### What you have to do:
Copy out all lines of the listing below that hold "View".

### Data for processing:
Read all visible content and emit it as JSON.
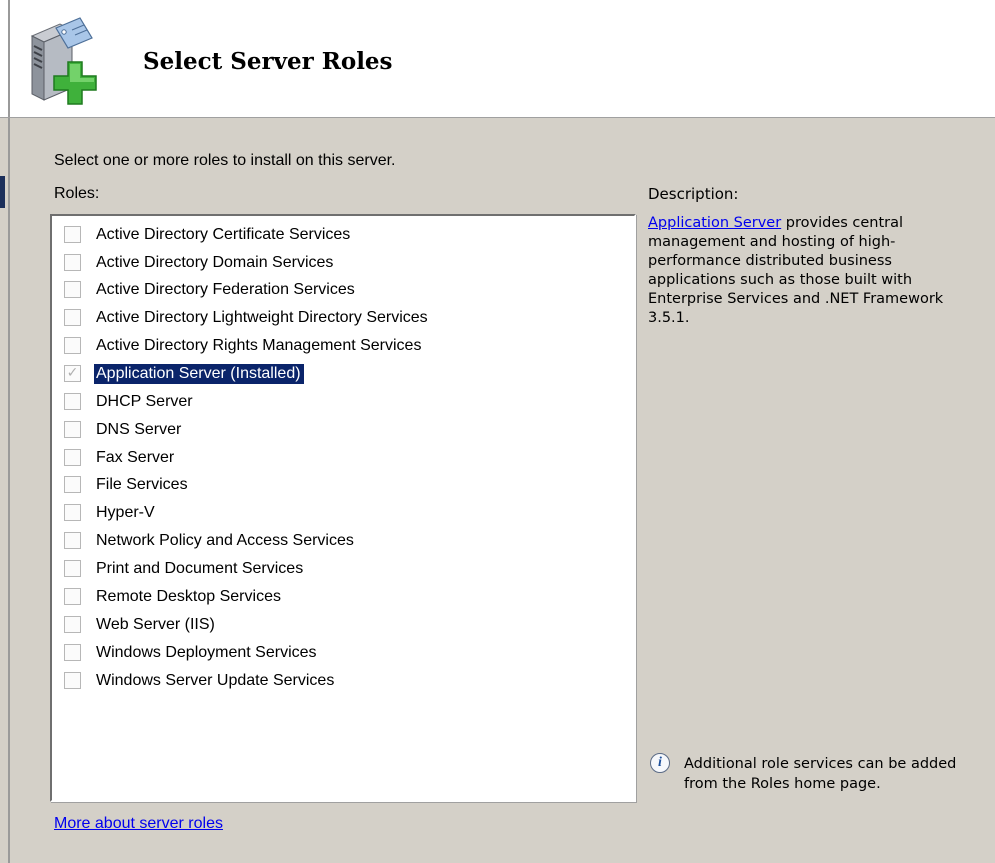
{
  "header": {
    "title": "Select Server Roles",
    "icon": "server-add-icon"
  },
  "instruction": "Select one or more roles to install on this server.",
  "roles_label": "Roles:",
  "roles": [
    {
      "label": "Active Directory Certificate Services",
      "checked": false
    },
    {
      "label": "Active Directory Domain Services",
      "checked": false
    },
    {
      "label": "Active Directory Federation Services",
      "checked": false
    },
    {
      "label": "Active Directory Lightweight Directory Services",
      "checked": false
    },
    {
      "label": "Active Directory Rights Management Services",
      "checked": false
    },
    {
      "label": "Application Server  (Installed)",
      "checked": true,
      "disabled": true,
      "selected": true
    },
    {
      "label": "DHCP Server",
      "checked": false
    },
    {
      "label": "DNS Server",
      "checked": false
    },
    {
      "label": "Fax Server",
      "checked": false
    },
    {
      "label": "File Services",
      "checked": false
    },
    {
      "label": "Hyper-V",
      "checked": false
    },
    {
      "label": "Network Policy and Access Services",
      "checked": false
    },
    {
      "label": "Print and Document Services",
      "checked": false
    },
    {
      "label": "Remote Desktop Services",
      "checked": false
    },
    {
      "label": "Web Server (IIS)",
      "checked": false
    },
    {
      "label": "Windows Deployment Services",
      "checked": false
    },
    {
      "label": "Windows Server Update Services",
      "checked": false
    }
  ],
  "description": {
    "label": "Description:",
    "link_text": "Application Server",
    "text": " provides central management and hosting of high-performance distributed business applications such as those built with Enterprise Services and .NET Framework 3.5.1."
  },
  "note": {
    "icon": "info-icon",
    "text": "Additional role services can be added from the Roles home page."
  },
  "more_link": "More about server roles",
  "colors": {
    "background": "#d4d0c8",
    "selection": "#0a246a",
    "link": "#0000ee"
  }
}
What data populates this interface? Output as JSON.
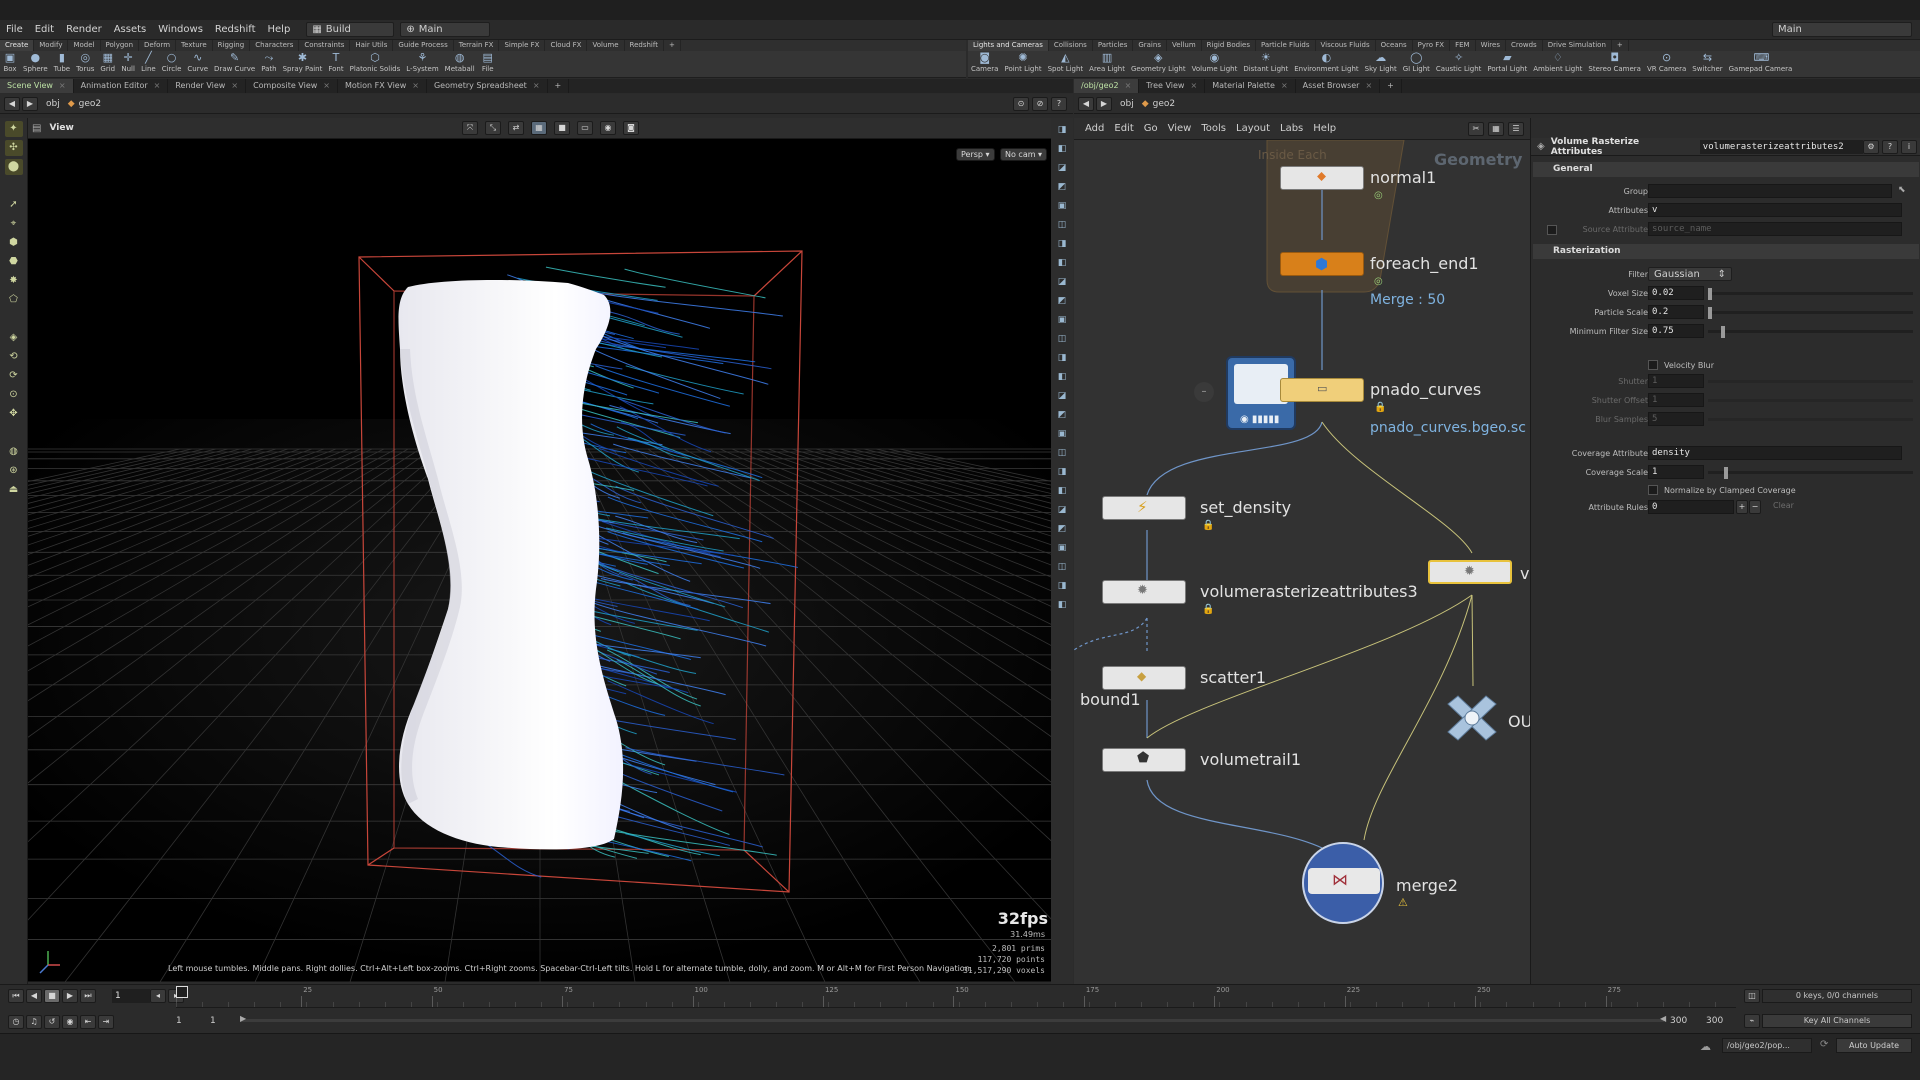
{
  "menubar": {
    "items": [
      "File",
      "Edit",
      "Render",
      "Assets",
      "Windows",
      "Redshift",
      "Help"
    ],
    "desktop": "Build",
    "workspace": "Main",
    "right_workspace": "Main"
  },
  "shelf_left": {
    "tabs": [
      "Create",
      "Modify",
      "Model",
      "Polygon",
      "Deform",
      "Texture",
      "Rigging",
      "Characters",
      "Constraints",
      "Hair Utils",
      "Guide Process",
      "Terrain FX",
      "Simple FX",
      "Cloud FX",
      "Volume",
      "Redshift"
    ],
    "active_tab": 0,
    "tools": [
      {
        "label": "Box",
        "icon": "box-icon",
        "glyph": "▣"
      },
      {
        "label": "Sphere",
        "icon": "sphere-icon",
        "glyph": "●"
      },
      {
        "label": "Tube",
        "icon": "tube-icon",
        "glyph": "▮"
      },
      {
        "label": "Torus",
        "icon": "torus-icon",
        "glyph": "◎"
      },
      {
        "label": "Grid",
        "icon": "grid-icon",
        "glyph": "▦"
      },
      {
        "label": "Null",
        "icon": "null-icon",
        "glyph": "✛"
      },
      {
        "label": "Line",
        "icon": "line-icon",
        "glyph": "╱"
      },
      {
        "label": "Circle",
        "icon": "circle-icon",
        "glyph": "○"
      },
      {
        "label": "Curve",
        "icon": "curve-icon",
        "glyph": "∿"
      },
      {
        "label": "Draw Curve",
        "icon": "draw-curve-icon",
        "glyph": "✎"
      },
      {
        "label": "Path",
        "icon": "path-icon",
        "glyph": "⤳"
      },
      {
        "label": "Spray Paint",
        "icon": "spray-paint-icon",
        "glyph": "✱"
      },
      {
        "label": "Font",
        "icon": "font-icon",
        "glyph": "T"
      },
      {
        "label": "Platonic Solids",
        "icon": "platonic-solids-icon",
        "glyph": "⬡"
      },
      {
        "label": "L-System",
        "icon": "l-system-icon",
        "glyph": "⚘"
      },
      {
        "label": "Metaball",
        "icon": "metaball-icon",
        "glyph": "◍"
      },
      {
        "label": "File",
        "icon": "file-icon",
        "glyph": "▤"
      }
    ]
  },
  "shelf_right": {
    "tabs": [
      "Lights and Cameras",
      "Collisions",
      "Particles",
      "Grains",
      "Vellum",
      "Rigid Bodies",
      "Particle Fluids",
      "Viscous Fluids",
      "Oceans",
      "Pyro FX",
      "FEM",
      "Wires",
      "Crowds",
      "Drive Simulation"
    ],
    "active_tab": 0,
    "tools": [
      {
        "label": "Camera",
        "icon": "camera-icon",
        "glyph": "◙"
      },
      {
        "label": "Point Light",
        "icon": "point-light-icon",
        "glyph": "✺"
      },
      {
        "label": "Spot Light",
        "icon": "spot-light-icon",
        "glyph": "◭"
      },
      {
        "label": "Area Light",
        "icon": "area-light-icon",
        "glyph": "▥"
      },
      {
        "label": "Geometry Light",
        "icon": "geometry-light-icon",
        "glyph": "◈"
      },
      {
        "label": "Volume Light",
        "icon": "volume-light-icon",
        "glyph": "◉"
      },
      {
        "label": "Distant Light",
        "icon": "distant-light-icon",
        "glyph": "☀"
      },
      {
        "label": "Environment Light",
        "icon": "environment-light-icon",
        "glyph": "◐"
      },
      {
        "label": "Sky Light",
        "icon": "sky-light-icon",
        "glyph": "☁"
      },
      {
        "label": "GI Light",
        "icon": "gi-light-icon",
        "glyph": "◯"
      },
      {
        "label": "Caustic Light",
        "icon": "caustic-light-icon",
        "glyph": "✧"
      },
      {
        "label": "Portal Light",
        "icon": "portal-light-icon",
        "glyph": "▰"
      },
      {
        "label": "Ambient Light",
        "icon": "ambient-light-icon",
        "glyph": "♢"
      },
      {
        "label": "Stereo Camera",
        "icon": "stereo-camera-icon",
        "glyph": "◘"
      },
      {
        "label": "VR Camera",
        "icon": "vr-camera-icon",
        "glyph": "⊙"
      },
      {
        "label": "Switcher",
        "icon": "switcher-icon",
        "glyph": "⇆"
      },
      {
        "label": "Gamepad Camera",
        "icon": "gamepad-camera-icon",
        "glyph": "⌨"
      }
    ]
  },
  "left_panel": {
    "tabs": [
      "Scene View",
      "Animation Editor",
      "Render View",
      "Composite View",
      "Motion FX View",
      "Geometry Spreadsheet"
    ],
    "active_tab": 0,
    "path": [
      "obj",
      "geo2"
    ],
    "view_label": "View",
    "persp_label": "Persp",
    "cam_label": "No cam",
    "fps": "32fps",
    "frame_time": "31.49ms",
    "stats": [
      "2,801  prims",
      "117,720  points",
      "31,517,290 voxels"
    ],
    "help_text": "Left mouse tumbles. Middle pans. Right dollies. Ctrl+Alt+Left box-zooms. Ctrl+Right zooms. Spacebar-Ctrl-Left tilts. Hold L for alternate tumble, dolly, and zoom.    M or Alt+M for First Person Navigation."
  },
  "right_panel": {
    "tabs": [
      "/obj/geo2",
      "Tree View",
      "Material Palette",
      "Asset Browser"
    ],
    "active_tab": 0,
    "path": [
      "obj",
      "geo2"
    ],
    "menus": [
      "Add",
      "Edit",
      "Go",
      "View",
      "Tools",
      "Layout",
      "Labs",
      "Help"
    ]
  },
  "network": {
    "context_label": "Geometry",
    "block_label": "Inside Each",
    "nodes": {
      "normal1": "normal1",
      "foreach_end1": "foreach_end1",
      "foreach_sub": "Merge : 50",
      "pnado_curves": "pnado_curves",
      "pnado_sub": "pnado_curves.bgeo.sc",
      "set_density": "set_density",
      "vra3": "volumerasterizeattributes3",
      "bound1": "bound1",
      "scatter1": "scatter1",
      "volumetrail1": "volumetrail1",
      "merge2": "merge2",
      "vra2_partial": "ve",
      "out_partial": "OU"
    }
  },
  "params": {
    "node_type": "Volume Rasterize Attributes",
    "node_name": "volumerasterizeattributes2",
    "sections": {
      "general": "General",
      "rasterization": "Rasterization"
    },
    "group_label": "Group",
    "group_value": "",
    "attributes_label": "Attributes",
    "attributes_value": "v",
    "source_attribute_label": "Source Attribute",
    "source_attribute_value": "source_name",
    "filter_label": "Filter",
    "filter_value": "Gaussian",
    "voxel_size_label": "Voxel Size",
    "voxel_size": "0.02",
    "particle_scale_label": "Particle Scale",
    "particle_scale": "0.2",
    "min_filter_label": "Minimum Filter Size",
    "min_filter": "0.75",
    "velocity_blur_label": "Velocity Blur",
    "shutter_label": "Shutter",
    "shutter": "1",
    "shutter_offset_label": "Shutter Offset",
    "shutter_offset": "1",
    "blur_samples_label": "Blur Samples",
    "blur_samples": "5",
    "coverage_attr_label": "Coverage Attribute",
    "coverage_attr": "density",
    "coverage_scale_label": "Coverage Scale",
    "coverage_scale": "1",
    "normalize_label": "Normalize by Clamped Coverage",
    "attr_rules_label": "Attribute Rules",
    "attr_rules": "0",
    "clear_label": "Clear"
  },
  "timeline": {
    "ticks": [
      "1",
      "25",
      "50",
      "75",
      "100",
      "125",
      "150",
      "175",
      "200",
      "225",
      "250",
      "275"
    ],
    "current_frame": "1",
    "frame_field": "1",
    "range_start": "1",
    "range_start2": "1",
    "range_end": "300",
    "range_end2": "300",
    "keys_info": "0 keys, 0/0 channels",
    "key_all": "Key All Channels"
  },
  "status": {
    "path": "/obj/geo2/pop...",
    "update_mode": "Auto Update"
  },
  "colors": {
    "accent_green": "#bde1a5",
    "node_selected": "#e8c23c",
    "foreach_orange": "#d8801a",
    "link_blue": "#7fb3e0",
    "volume_blue": "#1d6fe0"
  }
}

### Answer space:
      "Scene View",
      "Render View",
      "Composite View",
      "Motion FX View",
    "view_label": "View",
      "Tree View",
      "View",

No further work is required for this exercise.